Jello Biafra and the Guantanamo School of Medicine – The Audacity of Hype

So. Finally, 23 years after the Dead Kennedys broke up and after innumerable collaborations with the Melvins, D.O.A., Nomeansno and Al Jourgensen of Ministry, Jello Biafra’s gone and got himself a new band. And bloody brilliant they are too. On The Audacity of Hype the Guantanamo School of Medicine provide a stunningly aggressive backing to Jello’s frenzied rants about the evils of the Bush administration, the ‘prison-industrial complex’, Republican sex scandals and shopping. Yes, shopping.

Jello’s in fantastic form on the album, delivering his razor-sharp satire with a smirking knowingness and wit that pulverises all in its path. The band keeps up with him every step of the way, the twin guitar assault of Ralph Spight and Kimo Ball moving along the punk spectrum from Stooges-like squalls of metallic noise to Dead Kennedys-esque spy themes as Jon Weiss’s brutal drumming drives the band forward.

The album opens with ‘The Terror of Tinytown’, an apocalyptic look at Bush’s last days in office. A stunning opener, it starts off with a melodic rock intro before the drums kick in and the guitars go into overdrive. Fantastic lyrically and musically, it’s a great way to start the album, although Bush-bashing over a year after he left office seems redundant now, especially as the album’s cover seems to suggest that the Obama administration would be Jello’s target.
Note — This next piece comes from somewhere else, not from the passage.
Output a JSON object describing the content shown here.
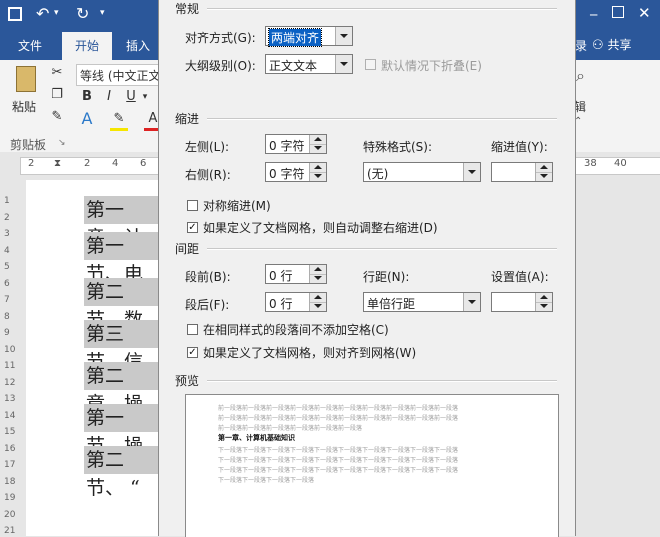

The next song is ‘Clean As a Thistle’, a stream-of-consciousness rant from the point of view of a sex-obsessed Family Values politician. Its venomous lyrics are delivered with customary sneer by Biafra, who uses his voice almost as a fifth instrument in the song, his high warbling acting as a counterpoint to the distorted squalling of the guitars, the rhythm section barely keeping the song from exploding into a scream of righteous fury.

This is followed by ‘New Feudalism’, a new recording of a song Biafra performed live at the anti-WTO protests in Seattle years ago. The lyrics haven’t dated at all; in fact they may be more relevant now than then. The twin guitars add a new urgency to the track and a new metal-based guitar approach replaces the slightly surf-tinged guitar of the earlier recording.

Another new song, ‘Panic Land’ comes next, a satirical look at people who are duped by the news into seeing danger everywhere they turn backed by crunchy guitars and some truly brutal drumming courtesy of Weiss. Another re-recording of a song from the Battle in Seattle follows in the shape of ‘Electronic Plantation’, which offers a beautiful bass opening and some wonderful wordplay from Jello, who’s on top lyrical form throughout the album.

‘Three Strikes’ slows the pace a little with a melodic drumbeat and slow spaghetti western opening before the guitars tear in and Jello begins his attack on the three-strikes rule with the immortal words “When they came for the Jews I didn’t protest, I wasn’t a Jew”. Thought-provoking lyrics and crunchy guitars make this one of the best songs on the album.

From here the album continues in its metallic punk attack with ‘Strength Thru Shopping’ and ‘Pets Eat Their Master’, ending with the pseudo-anthem ‘I Won’t Give Up’. A sublime slice of righteous anger and hope for the future live, the album version loses some of its emotion but none of its relevance.

The only thing that spoils the perfection of the album is the hidden track. Oh, the hidden track. Why, Jello, why? It seems to be the whole album played at hyper speed, squeezing its twenty minute run time into incomprehensible noise that lasts for two hideous minutes. It’s awful and pointless and we will not speak of this again.

Overall, The Audacity of Hype is a fantastic return to form for Jello. Despite the outdated topics of a few of the songs, the album offers a thought-provoking, intelligent and funny critique of American politics set to some of the most powerful punk music around. You need this album in your life.

Alun Thomas